PART of the crisis in our communities is the lack of alcohols and hand-sanitizers, as protocols for “personal hygiene” and public/ private establishments (restaurant, business enterprise etc.), government offices providing said necessities, as visibly available, and ideally located at door entrances, tables, front desks, etc. We learn from observing the psychology of our countrymen, when garbage cans are spread in convenient areas, in ample number, most likely, people are reminded to throw trash into the collection bin, rather than take long steps to dispose of refuse or to locate one. The social phenomenon applies to alcohol or hand sanitizing stations, as well.
The obvious elephant in the room is, do we even have a stable supply of alcohols or hand sanitizers in domestic production? Foreign sourcing with the world experiencing a shortage in medical supplies and equipment related to combatting the dreaded COVID-19?
In response to the Korean
War, the US Congress passed The Defense Production Act in 1950 as part of the “broad civil defense and war mobilization effort”. The rationale of the Federal Law was “to establish a system of priorities and allocations for materials and facilities, authorize the requisition thereof, provide financial assistance for expansion of productive capacity and supply, provide for price & wage stabilization, settlement of labor disputes, strengthen controls over credit and by these measures facilitate the production of goods & services necessary for the national security and other purposes”.

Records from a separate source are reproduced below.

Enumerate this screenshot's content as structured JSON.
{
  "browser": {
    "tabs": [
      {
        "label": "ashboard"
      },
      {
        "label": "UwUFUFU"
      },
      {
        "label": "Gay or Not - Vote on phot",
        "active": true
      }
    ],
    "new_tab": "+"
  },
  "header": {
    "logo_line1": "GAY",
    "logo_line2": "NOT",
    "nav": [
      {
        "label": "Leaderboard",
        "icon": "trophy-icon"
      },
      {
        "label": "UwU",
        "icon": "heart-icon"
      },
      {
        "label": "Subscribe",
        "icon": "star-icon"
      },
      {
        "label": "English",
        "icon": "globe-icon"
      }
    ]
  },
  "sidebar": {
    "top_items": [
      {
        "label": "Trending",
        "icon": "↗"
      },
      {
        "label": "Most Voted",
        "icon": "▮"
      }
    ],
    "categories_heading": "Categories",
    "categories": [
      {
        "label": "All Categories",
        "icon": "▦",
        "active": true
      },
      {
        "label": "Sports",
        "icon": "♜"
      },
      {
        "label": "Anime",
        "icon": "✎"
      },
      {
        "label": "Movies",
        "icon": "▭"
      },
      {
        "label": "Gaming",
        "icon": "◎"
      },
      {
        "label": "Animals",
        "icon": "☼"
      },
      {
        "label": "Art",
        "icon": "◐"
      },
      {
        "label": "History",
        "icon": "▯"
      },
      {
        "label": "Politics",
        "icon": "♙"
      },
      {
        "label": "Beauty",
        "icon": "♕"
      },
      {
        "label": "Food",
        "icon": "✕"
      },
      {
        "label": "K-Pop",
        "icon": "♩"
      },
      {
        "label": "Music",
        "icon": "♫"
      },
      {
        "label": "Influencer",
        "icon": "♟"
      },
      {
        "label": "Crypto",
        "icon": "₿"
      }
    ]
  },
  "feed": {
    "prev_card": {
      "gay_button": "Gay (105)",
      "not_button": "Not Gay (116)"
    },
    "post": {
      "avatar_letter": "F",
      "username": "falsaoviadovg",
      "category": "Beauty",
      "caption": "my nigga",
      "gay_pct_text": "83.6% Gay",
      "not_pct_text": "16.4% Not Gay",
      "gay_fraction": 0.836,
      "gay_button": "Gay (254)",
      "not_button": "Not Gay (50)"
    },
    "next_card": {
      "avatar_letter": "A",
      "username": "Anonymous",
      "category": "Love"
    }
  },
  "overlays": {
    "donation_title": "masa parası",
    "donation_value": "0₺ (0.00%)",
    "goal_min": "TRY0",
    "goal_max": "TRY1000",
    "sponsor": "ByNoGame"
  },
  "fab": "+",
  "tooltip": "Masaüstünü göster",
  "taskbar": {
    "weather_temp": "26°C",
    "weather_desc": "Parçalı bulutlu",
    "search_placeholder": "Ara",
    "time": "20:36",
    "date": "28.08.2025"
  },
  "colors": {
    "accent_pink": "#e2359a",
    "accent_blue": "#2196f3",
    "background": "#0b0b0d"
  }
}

Proposing similar legislation in our congress, will empower the president in present and future eventualities. For example, the current alcohol deficiency. If such law existed, Malacanang would be authorized to deal with local distillery, wine makers, etc. to repurpose their production line (even 100%) to meet the demand for our people. Such executive power is vital in what is a national security threat.